Health and Safety Reviews Pre-Holiday COVID Conditions
The Health and Safety Commission convened remotely on Nov. 22 to review the city’s response to COVID-19, highlight exemplary employees, and hear updates from the Beverly Hills Fire Department.
As a part of the Health and Safety Employee Excellence Award, the commission honored the work of Public Works Facilities Maintenance Supervisors Juan Morales and Elmer Andujar Colon and their team.
“I want to commend you for the many things that you do normally, including routine maintenance, cleaning and repair of our facilities,” said Chairperson Cathy Baker.
Baker also listed the many ways in which Morales and Colon have assisted in hardening the city against COVID-19, including: installing handsfree thermometers and COVID self-monitoring stations in city facilities; changing manual faucets to automatic, hands-free faucets in city bathrooms and kitchens; upgrading the city’s HVAC systems and installing MERV-13 filters; nightly flushing of facilities with fresh air; and coordinating deep cleaning and disinfection of city facilities.
“I hope this gives all people confidence in their safety when entering our facility buildings,” Baker said.
Beverly Hills Fire Department Battalion Leader Scott Stephens addressed the commission with an update on Fire Department activity in the city. Of a total of 442 incidents in the month of November, 279 were for emergency medical services. The average response time for all Fire Department calls was under four minutes and 51 seconds.
The Fire Department responded to two large calls, Stephens said. On Oct. 29, a professional document shredding truck burst into flames in the parking lot of the Chase Bank building. The abundance of shredded paper provided a “receptive fuel bed,” Stephens said, attributing the fire to overheating machinery. The fire was extinguished “rather quickly” and no injuries were reported.
Then, on Nov. 8, the department responded to a hazardous materials incident at a medical office located on San Vicente Boulevard. The office, which conducts medical research, experienced an argon gas leak on the third floor. The office was evacuated and by the time Los Angeles Fire Department crews arrived with specialized testing equipment, “all of the argon had dissipated.”
“The cause of the leak was likely a loose connection at one of their tanks,” Stephens said.
The commission heard an update of COVID-19 from Emergency Manager Meena Janmohamed.
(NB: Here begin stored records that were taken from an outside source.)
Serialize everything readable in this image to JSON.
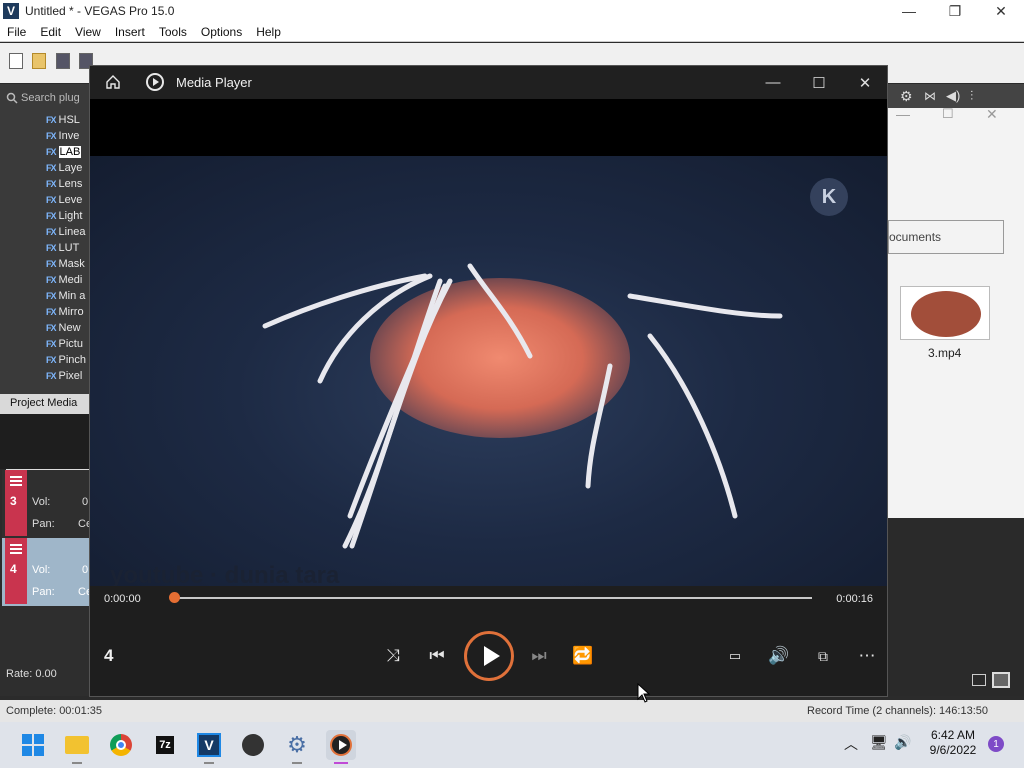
{
  "vegas": {
    "title": "Untitled * - VEGAS Pro 15.0",
    "logo_letter": "V",
    "window_buttons": [
      "—",
      "❐",
      "✕"
    ],
    "menu": [
      "File",
      "Edit",
      "View",
      "Insert",
      "Tools",
      "Options",
      "Help"
    ],
    "search_placeholder": "Search plug",
    "fx_badge": "FX",
    "fx_items": [
      "HSL",
      "Inve",
      "LAB",
      "Laye",
      "Lens",
      "Leve",
      "Light",
      "Linea",
      "LUT",
      "Mask",
      "Medi",
      "Min a",
      "Mirro",
      "New",
      "Pictu",
      "Pinch",
      "Pixel"
    ],
    "project_media_tab": "Project Media",
    "tracks": [
      {
        "num": "3",
        "vol_label": "Vol:",
        "vol_value": "0",
        "pan_label": "Pan:",
        "pan_value": "Ce"
      },
      {
        "num": "4",
        "vol_label": "Vol:",
        "vol_value": "0",
        "pan_label": "Pan:",
        "pan_value": "Ce"
      }
    ],
    "rate": "Rate: 0.00",
    "status_left": "Complete: 00:01:35",
    "status_right": "Record Time (2 channels): 146:13:50",
    "explorer": {
      "documents_label": "ocuments",
      "file_name": "3.mp4"
    }
  },
  "media_player": {
    "title": "Media Player",
    "window_buttons": [
      "—",
      "☐",
      "✕"
    ],
    "video": {
      "logo_letter": "K",
      "watermark": "youtube · dunia tara"
    },
    "time_current": "0:00:00",
    "time_total": "0:00:16",
    "progress_fraction": 0.0,
    "track_number": "4",
    "accent_color": "#e0713a"
  },
  "taskbar": {
    "time": "6:42 AM",
    "date": "9/6/2022",
    "notification_count": "1",
    "apps": [
      "start-icon",
      "file-explorer-icon",
      "chrome-icon",
      "7zip-icon",
      "vegas-icon",
      "wordpress-icon",
      "settings-icon",
      "media-player-icon"
    ],
    "app_labels": {
      "seven_zip": "7z",
      "vegas": "V"
    }
  }
}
While COVID-19 continues to be the leading cause of death in the United States, Janmohamed pointed to continuing data on the efficacy of vaccines. According to current case data in Los Angeles County, only slightly more than 1% of fully vaccinated people have tested positive for COVID-19 since vaccines became available. Janmohamed also pointed to data showing that nearly 78% of Beverly Hills residents 12 or older have been fully vaccinated.
“When comparing that to the L.A. County average, Beverly Hills is 5% more vaccinated, and compared to the United States, Beverly Hills is 9% higher than the national rate of vaccination,” she said.
The commission ended with the announcement from Deputy Chief Joe Matsch, who also serves as the Fire Department liaison for the Health and Safety Commission, that he plans on retiring on Dec. 21. His final service will be the commission meeting on Dec. 20. Matsch retires from a 34-year career in the fire service, 27 of which he spent in Beverly Hills.
“This place has been absolutely amazing to me,” Matsch said. “I leave with a lot of respect, admiration, and, again, love for this commission, for this community, for this fire department.”
Matsch told the commission that he plans on pursuing other options in retirement.
“I look forward to my last month working for the commission and I certainly look forward to our December 20 meeting and I think there’s nothing more befitting me leaving as soon as we adjourn this meeting and I will be officially retired,” he said. “That’s my last call of action and it’ll be an honor to finalize my career with you.”